The world of night school in Japan is so detached from mainstream society that many people are clueless as to the role it plays.
“Yes, people often come to me and ask what it is,” says Ruri Sawai, a retired night school teacher. “It’s almost as if they were being told of some imaginary creature they can’t quite visualize.”
A film festival in Tokyo’s Nakano Ward might help clue people in when it screens four movies about the night school system.
Yasuyuki Mori’s 2003 documentary “Konbanwa” (“Good Evening”) introduces the struggles and triumphs of night school students, many of whom had to exit the compulsory-education system prematurely. Reasons for this include poverty, illness and other unavoidable personal circumstances. For instance, one group, in their 60s and older, missed out on school the first time around due to postwar confusion.
Other students in “Konbanwa” include immigrants who weren’t able to complete their education back home. The demographic of night school students has been skewing increasingly non-Japanese in recent years, with statistics showing that around 80 percent of students are now of foreign nationality.
One student who appears in the documentary, a former shut-in nicknamed “Shin-chan,” will give a talk on the second day of the festival to explain how evening classes helped him overcome his reclusive tendencies.
Others films to be screened include a 1993 documentary by Yoji Yamada titled “Gakko” (“A Class to Remember”). It’s a heart-warming story of how a crew of so-called social pariahs battle adversity while studying at night school.
“Studying, in essence, is a true joy and school is supposed to be a paradise both for pupils and teachers,” Yamada said in a statement ahead of the festival.

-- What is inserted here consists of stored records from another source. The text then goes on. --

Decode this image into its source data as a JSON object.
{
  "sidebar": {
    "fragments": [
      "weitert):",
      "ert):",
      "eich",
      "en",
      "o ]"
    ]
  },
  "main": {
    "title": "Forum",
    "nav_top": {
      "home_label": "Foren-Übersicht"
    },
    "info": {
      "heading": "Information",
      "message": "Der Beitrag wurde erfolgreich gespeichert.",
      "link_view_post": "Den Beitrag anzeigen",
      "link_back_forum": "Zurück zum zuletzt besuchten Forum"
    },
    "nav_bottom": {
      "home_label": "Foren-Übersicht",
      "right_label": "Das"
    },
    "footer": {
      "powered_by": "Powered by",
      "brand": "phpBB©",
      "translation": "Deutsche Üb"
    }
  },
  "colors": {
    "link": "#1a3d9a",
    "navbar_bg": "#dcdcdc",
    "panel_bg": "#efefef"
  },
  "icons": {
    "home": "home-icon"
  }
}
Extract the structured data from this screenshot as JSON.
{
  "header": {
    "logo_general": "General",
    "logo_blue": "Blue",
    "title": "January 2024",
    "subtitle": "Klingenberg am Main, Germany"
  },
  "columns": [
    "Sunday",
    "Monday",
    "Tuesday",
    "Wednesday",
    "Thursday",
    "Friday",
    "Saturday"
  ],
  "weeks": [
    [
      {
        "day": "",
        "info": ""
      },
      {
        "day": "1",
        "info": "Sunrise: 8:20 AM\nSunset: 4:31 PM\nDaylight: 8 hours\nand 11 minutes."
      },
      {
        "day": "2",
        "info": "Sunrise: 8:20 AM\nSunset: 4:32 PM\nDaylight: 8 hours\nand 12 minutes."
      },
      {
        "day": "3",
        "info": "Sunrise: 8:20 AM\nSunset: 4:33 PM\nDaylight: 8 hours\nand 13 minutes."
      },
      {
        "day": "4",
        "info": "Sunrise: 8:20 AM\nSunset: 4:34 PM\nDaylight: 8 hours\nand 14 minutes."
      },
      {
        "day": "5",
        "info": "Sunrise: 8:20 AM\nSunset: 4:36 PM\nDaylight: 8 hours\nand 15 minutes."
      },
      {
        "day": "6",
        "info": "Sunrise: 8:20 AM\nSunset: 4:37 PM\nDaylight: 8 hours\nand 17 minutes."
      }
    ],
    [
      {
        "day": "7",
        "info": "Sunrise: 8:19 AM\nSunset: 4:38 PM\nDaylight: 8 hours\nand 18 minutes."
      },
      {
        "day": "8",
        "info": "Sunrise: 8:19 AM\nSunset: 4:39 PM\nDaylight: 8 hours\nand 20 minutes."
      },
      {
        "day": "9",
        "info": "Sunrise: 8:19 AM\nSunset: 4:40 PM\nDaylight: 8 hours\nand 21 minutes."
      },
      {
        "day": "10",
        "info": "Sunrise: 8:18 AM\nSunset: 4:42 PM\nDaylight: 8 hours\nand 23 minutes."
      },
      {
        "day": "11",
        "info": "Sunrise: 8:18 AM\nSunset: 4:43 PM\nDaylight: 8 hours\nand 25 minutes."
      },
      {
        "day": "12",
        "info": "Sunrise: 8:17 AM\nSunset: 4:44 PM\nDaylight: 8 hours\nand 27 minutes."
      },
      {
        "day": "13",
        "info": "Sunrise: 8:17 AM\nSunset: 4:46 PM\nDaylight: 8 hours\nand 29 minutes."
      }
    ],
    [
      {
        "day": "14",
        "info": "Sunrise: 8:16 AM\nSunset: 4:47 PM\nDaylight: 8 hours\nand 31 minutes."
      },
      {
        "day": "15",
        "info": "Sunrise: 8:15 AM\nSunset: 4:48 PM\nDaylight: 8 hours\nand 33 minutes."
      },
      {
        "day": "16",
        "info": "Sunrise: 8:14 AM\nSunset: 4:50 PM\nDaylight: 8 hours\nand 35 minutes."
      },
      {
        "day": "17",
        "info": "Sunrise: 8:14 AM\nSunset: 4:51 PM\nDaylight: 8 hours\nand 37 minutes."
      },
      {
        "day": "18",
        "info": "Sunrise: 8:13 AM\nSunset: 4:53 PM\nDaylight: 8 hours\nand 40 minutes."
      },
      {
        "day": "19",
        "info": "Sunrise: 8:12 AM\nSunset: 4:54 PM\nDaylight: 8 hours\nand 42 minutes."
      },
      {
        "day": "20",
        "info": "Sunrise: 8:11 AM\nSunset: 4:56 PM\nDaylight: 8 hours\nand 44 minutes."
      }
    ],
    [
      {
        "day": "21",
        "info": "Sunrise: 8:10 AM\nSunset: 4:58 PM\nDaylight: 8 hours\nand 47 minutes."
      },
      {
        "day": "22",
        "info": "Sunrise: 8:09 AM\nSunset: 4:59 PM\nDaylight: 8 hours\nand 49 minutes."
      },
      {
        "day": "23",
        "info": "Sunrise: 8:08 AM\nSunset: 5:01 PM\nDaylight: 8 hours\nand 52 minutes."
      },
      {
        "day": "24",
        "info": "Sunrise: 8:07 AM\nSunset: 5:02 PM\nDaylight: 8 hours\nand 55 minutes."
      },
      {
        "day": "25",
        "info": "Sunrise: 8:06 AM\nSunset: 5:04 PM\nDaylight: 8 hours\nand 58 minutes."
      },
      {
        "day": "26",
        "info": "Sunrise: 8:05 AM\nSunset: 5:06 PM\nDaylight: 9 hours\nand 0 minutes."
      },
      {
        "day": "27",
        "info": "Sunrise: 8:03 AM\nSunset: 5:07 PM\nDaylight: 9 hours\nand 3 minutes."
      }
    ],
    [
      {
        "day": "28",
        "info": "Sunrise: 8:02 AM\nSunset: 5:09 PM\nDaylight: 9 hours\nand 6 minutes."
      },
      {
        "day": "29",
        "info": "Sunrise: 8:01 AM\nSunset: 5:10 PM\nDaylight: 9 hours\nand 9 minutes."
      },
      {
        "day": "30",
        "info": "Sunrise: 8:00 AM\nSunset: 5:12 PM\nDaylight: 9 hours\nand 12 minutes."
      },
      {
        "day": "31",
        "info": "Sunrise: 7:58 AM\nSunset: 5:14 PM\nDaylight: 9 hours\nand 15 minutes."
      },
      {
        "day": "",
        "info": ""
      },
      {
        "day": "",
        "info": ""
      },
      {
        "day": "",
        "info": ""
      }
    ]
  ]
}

“Yakan Chugaku Eigasai (Night Junior High School Film Festival)” takes place at Theater Pole-Pole in Nakano Ward, Tokyo, from Feb. 7 to 13. Films screen from 10:10 a.m. Tickets prices vary from ¥500-¥1,300. For more information, visit ameblo.jp/yakaneiga (Japanese only).